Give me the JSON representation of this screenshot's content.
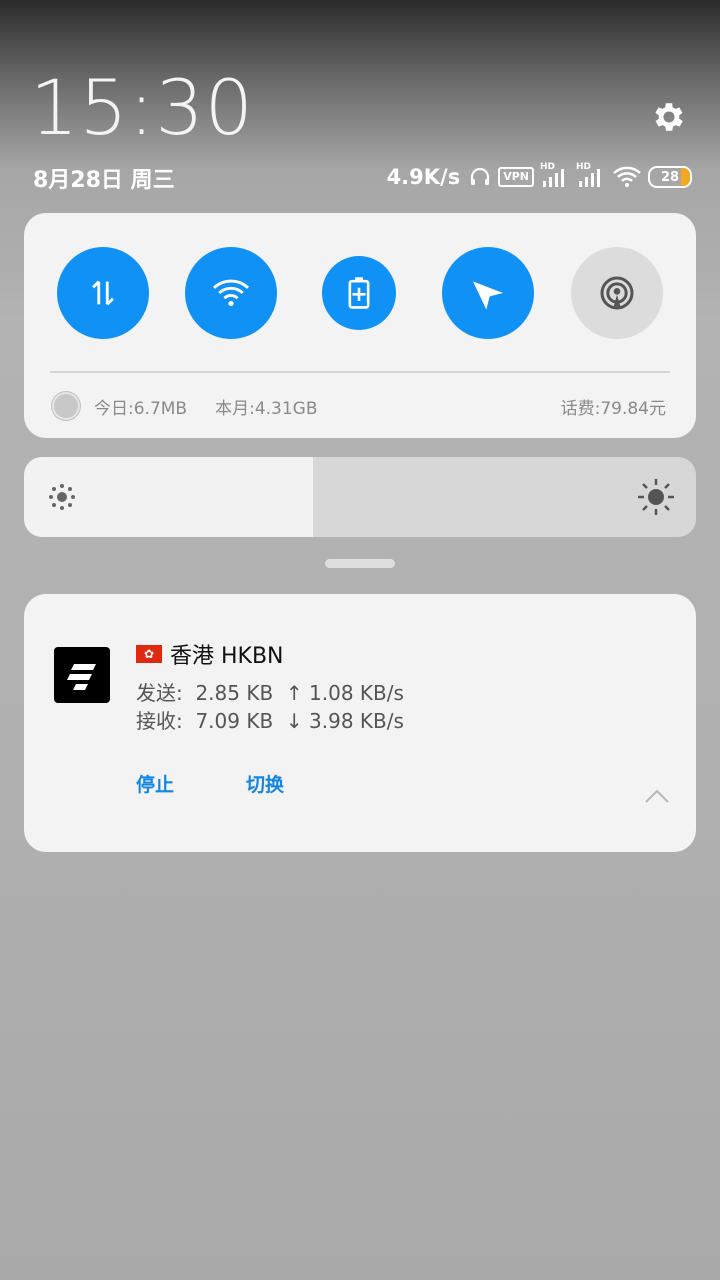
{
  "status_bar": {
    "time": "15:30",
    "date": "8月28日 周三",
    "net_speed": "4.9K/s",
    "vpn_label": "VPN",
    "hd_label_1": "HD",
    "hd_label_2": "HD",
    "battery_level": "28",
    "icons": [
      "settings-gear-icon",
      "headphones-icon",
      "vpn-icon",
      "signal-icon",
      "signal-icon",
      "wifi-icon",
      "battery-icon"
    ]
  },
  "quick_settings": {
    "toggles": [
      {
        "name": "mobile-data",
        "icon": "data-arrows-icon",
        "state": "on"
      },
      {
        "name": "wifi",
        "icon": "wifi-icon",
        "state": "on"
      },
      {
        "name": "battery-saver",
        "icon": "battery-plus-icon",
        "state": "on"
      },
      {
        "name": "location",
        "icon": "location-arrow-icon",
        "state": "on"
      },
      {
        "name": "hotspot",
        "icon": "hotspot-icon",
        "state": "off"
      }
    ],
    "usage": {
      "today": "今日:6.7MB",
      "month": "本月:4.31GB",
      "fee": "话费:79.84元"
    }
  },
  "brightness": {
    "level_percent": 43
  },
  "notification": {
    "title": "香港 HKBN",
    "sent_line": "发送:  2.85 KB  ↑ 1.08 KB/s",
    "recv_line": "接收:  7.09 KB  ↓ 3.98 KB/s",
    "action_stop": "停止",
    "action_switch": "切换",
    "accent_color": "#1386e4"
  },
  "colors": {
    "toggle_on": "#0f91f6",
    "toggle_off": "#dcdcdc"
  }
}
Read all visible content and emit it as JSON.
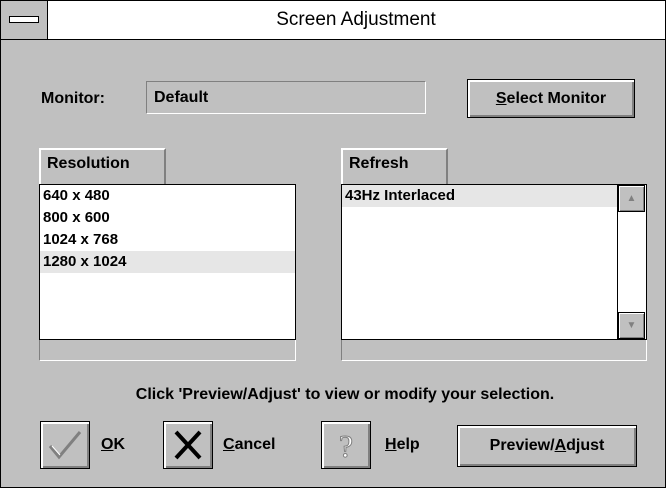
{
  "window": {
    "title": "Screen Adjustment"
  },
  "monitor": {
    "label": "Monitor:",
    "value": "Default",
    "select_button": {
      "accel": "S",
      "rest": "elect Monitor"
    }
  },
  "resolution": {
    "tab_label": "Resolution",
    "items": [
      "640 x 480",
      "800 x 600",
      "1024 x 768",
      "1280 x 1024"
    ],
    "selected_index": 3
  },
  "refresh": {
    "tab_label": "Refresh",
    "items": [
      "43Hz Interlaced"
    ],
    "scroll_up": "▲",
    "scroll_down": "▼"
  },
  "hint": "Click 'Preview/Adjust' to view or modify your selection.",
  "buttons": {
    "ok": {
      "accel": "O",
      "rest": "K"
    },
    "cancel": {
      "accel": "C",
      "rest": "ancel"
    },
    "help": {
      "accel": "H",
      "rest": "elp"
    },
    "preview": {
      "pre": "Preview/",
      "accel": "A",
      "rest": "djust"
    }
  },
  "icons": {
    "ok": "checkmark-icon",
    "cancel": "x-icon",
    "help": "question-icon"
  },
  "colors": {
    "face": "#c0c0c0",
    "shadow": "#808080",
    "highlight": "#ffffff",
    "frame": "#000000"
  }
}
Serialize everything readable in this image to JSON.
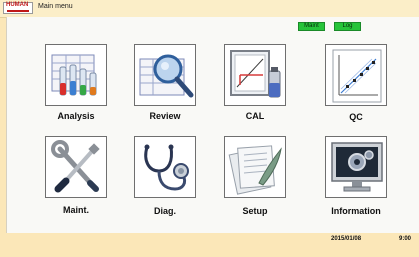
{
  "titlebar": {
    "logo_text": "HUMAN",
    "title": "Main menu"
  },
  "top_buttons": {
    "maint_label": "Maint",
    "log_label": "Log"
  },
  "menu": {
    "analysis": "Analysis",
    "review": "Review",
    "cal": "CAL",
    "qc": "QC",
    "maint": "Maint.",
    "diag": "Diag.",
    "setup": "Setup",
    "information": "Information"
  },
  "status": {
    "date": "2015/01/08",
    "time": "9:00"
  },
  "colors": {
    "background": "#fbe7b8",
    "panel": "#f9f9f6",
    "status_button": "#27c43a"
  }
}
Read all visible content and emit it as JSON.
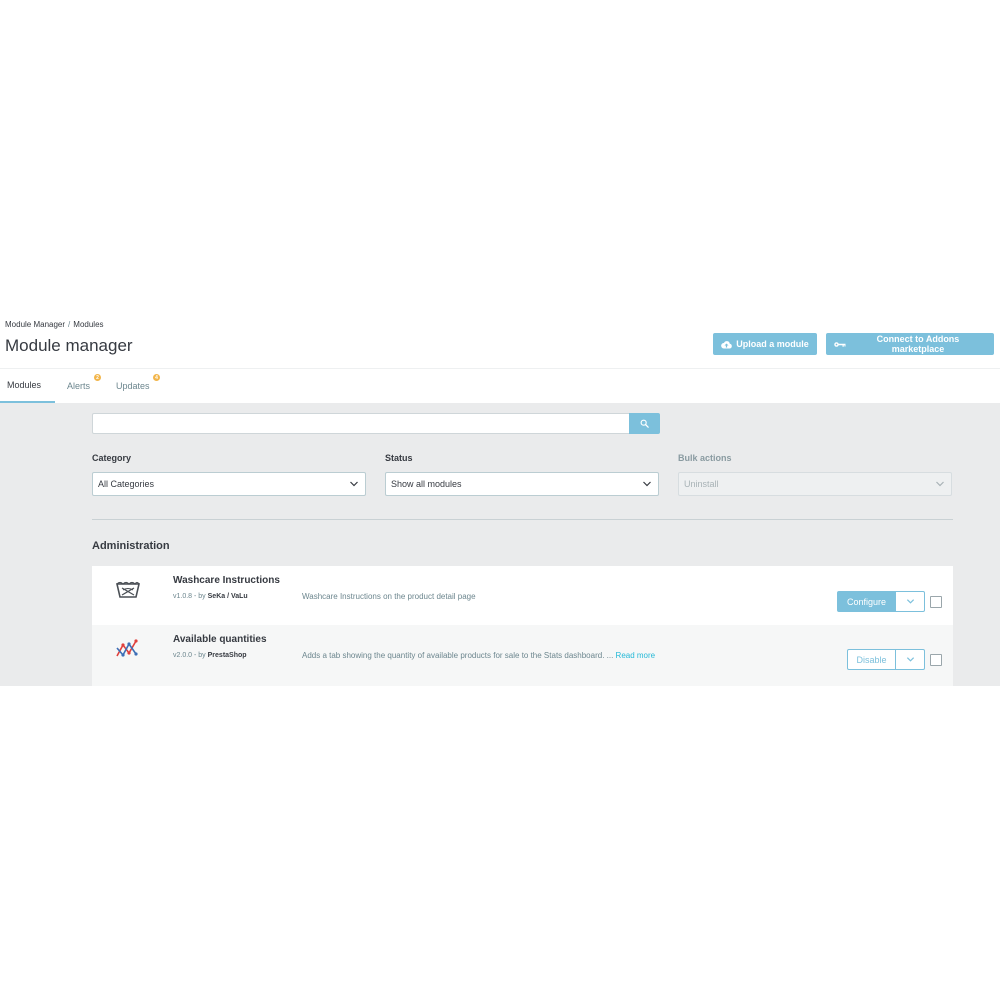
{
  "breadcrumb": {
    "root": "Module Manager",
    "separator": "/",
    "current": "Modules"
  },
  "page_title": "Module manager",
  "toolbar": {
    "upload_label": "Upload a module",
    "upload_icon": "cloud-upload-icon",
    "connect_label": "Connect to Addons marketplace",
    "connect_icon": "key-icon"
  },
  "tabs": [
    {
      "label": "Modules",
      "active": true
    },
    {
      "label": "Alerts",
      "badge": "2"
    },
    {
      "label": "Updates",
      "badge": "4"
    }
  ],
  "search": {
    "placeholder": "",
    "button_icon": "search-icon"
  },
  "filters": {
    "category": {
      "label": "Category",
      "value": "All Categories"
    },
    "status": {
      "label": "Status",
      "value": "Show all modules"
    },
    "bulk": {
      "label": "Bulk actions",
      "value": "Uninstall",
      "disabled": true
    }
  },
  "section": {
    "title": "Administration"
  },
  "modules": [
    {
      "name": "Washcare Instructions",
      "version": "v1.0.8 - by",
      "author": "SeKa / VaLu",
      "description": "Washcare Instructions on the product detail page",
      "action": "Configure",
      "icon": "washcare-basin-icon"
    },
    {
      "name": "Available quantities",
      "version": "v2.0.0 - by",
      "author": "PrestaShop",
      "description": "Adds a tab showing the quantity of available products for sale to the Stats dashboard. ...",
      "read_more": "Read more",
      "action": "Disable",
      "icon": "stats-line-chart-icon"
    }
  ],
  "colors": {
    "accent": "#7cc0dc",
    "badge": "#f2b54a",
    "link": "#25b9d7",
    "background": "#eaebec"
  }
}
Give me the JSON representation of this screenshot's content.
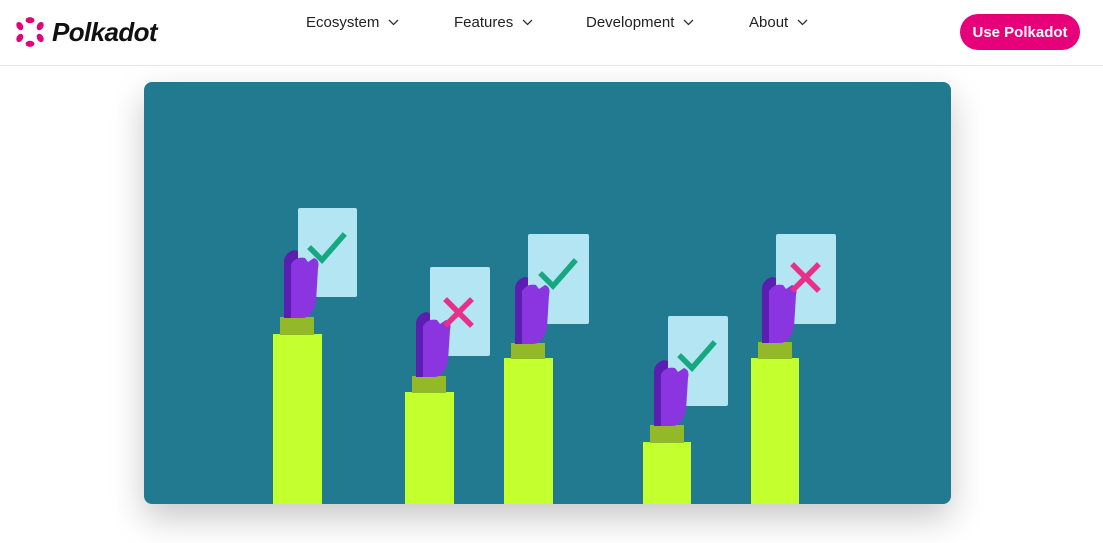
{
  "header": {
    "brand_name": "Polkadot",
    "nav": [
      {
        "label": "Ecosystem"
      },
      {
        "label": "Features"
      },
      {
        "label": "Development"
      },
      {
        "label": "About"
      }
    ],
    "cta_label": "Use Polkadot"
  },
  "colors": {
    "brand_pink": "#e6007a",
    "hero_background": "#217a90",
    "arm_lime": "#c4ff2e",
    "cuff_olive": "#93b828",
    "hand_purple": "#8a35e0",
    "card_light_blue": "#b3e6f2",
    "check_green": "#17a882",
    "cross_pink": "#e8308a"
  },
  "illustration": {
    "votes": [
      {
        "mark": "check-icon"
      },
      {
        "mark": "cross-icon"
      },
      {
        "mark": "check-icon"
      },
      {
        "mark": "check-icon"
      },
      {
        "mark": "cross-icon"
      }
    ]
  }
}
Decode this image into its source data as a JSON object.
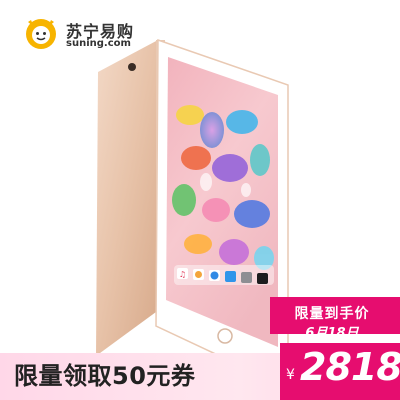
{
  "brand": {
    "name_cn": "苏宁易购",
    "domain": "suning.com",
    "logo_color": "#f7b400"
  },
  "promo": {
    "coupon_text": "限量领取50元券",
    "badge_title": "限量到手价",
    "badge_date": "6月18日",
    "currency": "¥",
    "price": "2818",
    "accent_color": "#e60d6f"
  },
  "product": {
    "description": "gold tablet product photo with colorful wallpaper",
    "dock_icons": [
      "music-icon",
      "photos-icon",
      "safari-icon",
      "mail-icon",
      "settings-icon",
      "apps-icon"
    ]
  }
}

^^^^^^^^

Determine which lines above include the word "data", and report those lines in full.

        "name": "mobile-data",
        "icon": "data-arrows-icon",
Decode this image into its source data as a JSON object.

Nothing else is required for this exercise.